• _Task to carry out_:
Reproduce every line in the material below that holds "Reply".
Start of The data
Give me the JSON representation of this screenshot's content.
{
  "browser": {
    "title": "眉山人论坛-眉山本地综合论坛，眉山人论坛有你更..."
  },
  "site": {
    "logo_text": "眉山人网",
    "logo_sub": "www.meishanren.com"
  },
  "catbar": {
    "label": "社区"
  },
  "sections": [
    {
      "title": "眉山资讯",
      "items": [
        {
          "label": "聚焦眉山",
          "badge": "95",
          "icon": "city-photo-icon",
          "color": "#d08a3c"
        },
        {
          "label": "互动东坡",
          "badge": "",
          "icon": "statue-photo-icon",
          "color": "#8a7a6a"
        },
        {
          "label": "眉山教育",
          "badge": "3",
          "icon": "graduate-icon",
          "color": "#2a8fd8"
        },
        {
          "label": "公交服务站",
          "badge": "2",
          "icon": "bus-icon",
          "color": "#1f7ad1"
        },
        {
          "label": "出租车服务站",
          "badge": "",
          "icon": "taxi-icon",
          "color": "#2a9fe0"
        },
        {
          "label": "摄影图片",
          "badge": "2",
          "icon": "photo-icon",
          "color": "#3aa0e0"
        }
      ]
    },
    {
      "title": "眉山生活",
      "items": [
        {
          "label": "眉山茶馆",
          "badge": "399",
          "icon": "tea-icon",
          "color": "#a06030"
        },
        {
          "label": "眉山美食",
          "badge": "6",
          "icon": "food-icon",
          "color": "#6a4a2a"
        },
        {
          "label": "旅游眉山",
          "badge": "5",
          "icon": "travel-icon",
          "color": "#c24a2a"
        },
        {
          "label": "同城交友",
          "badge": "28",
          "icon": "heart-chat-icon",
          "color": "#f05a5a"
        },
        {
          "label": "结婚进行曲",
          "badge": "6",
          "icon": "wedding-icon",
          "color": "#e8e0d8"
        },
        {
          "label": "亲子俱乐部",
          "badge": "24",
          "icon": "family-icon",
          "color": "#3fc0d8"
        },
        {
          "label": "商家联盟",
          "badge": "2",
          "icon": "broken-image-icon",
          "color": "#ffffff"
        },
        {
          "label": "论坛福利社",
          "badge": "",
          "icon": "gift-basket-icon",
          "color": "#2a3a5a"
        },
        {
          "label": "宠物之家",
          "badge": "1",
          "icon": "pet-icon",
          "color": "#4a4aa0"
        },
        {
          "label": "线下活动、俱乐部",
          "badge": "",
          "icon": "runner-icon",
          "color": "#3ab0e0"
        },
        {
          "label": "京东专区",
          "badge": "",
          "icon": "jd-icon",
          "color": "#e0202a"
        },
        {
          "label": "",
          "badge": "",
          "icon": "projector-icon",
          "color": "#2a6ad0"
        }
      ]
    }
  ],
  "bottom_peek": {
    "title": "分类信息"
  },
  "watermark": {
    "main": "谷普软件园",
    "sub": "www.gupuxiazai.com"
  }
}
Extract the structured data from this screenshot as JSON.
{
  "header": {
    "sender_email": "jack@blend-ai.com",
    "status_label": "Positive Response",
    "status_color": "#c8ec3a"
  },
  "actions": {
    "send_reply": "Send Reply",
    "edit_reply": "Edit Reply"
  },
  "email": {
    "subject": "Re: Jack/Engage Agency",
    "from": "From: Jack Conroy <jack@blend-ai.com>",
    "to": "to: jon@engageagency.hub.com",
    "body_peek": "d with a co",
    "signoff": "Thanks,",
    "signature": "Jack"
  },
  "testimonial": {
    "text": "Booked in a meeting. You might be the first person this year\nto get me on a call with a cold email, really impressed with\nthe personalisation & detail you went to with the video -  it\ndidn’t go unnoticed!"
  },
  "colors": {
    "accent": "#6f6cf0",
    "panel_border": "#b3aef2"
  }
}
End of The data
• _Result_:
    "send_reply": "Send Reply",
    "edit_reply": "Edit Reply"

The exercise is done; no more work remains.